Director Armando Crispino is not a stylistic master on par with Argento and Bava in their prime and he's not as visceral and crowd-pleasing as Fulci, but he pulls off some highly strange images and scenes here. I like the oddball atmosphere and highly eccentric approach to narrative, and we get some pretty spectacular death scenes. As always, Ennio Morricone provides a quality score. This one features some of his most out-there experiments in sound alongside more conventional and sentimental melodies. Mimsy Farmer and Gaby Wagner have great Italian horror screen presence, but, ugh, the male characters in this movie. The sexism is even more pronounced here than the usual '70s Italian movie macho thing, which seemed to bother me more than my wife, probably because she deals with the actual shit every day of her life so a 1973 Italian movie is small potatoes, but I grew tired of it while remaining engaged in other aspects of the movie.
Nevertheless, Autopsy is packed full of weirdness, and that goes a long way with me. I probably won't ever watch this one again, but I'm glad I saw it. The high points are worth slogging through the other stuff.

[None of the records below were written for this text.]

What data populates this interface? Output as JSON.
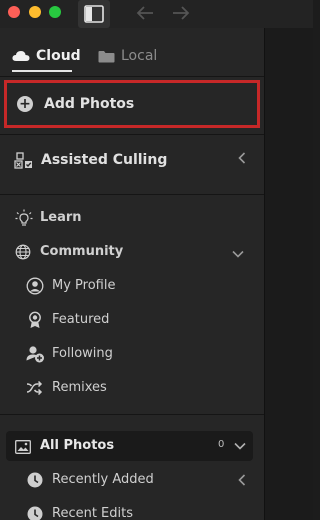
{
  "tabs": {
    "cloud": "Cloud",
    "local": "Local"
  },
  "add_photos": "Add Photos",
  "assisted_culling": "Assisted Culling",
  "nav": {
    "learn": "Learn",
    "community": "Community",
    "community_items": [
      "My Profile",
      "Featured",
      "Following",
      "Remixes"
    ]
  },
  "library": {
    "all_photos": "All Photos",
    "all_photos_count": "0",
    "items": [
      "Recently Added",
      "Recent Edits"
    ]
  },
  "colors": {
    "highlight_border": "#c62828",
    "accent_text": "#f0f0f0"
  },
  "icons": [
    "sidebar-toggle-icon",
    "back-arrow-icon",
    "forward-arrow-icon",
    "cloud-icon",
    "folder-icon",
    "plus-circle-icon",
    "culling-icon",
    "lightbulb-icon",
    "globe-icon",
    "profile-icon",
    "badge-icon",
    "add-person-icon",
    "remix-icon",
    "photos-icon",
    "clock-icon"
  ]
}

Dr. Mystery, aka Robot X, aka Raul "Sous Chef" Mendoza, aka Josh Krauter was killed in a brawl in a Pizza Hut parking lot after expressing his disappointment with the "Dippin' Strips" pizza. His skeleton was saved and inserted into an apesuit-wearing robot powered by an electrical current emanating from the still-beating heart of deceased actor Zero Mostel. He is also a limited liability company and writes the weekly advice column, "Pull Your Head Outta Your Ass," for the Vermont Luthiers Annual Newsletter.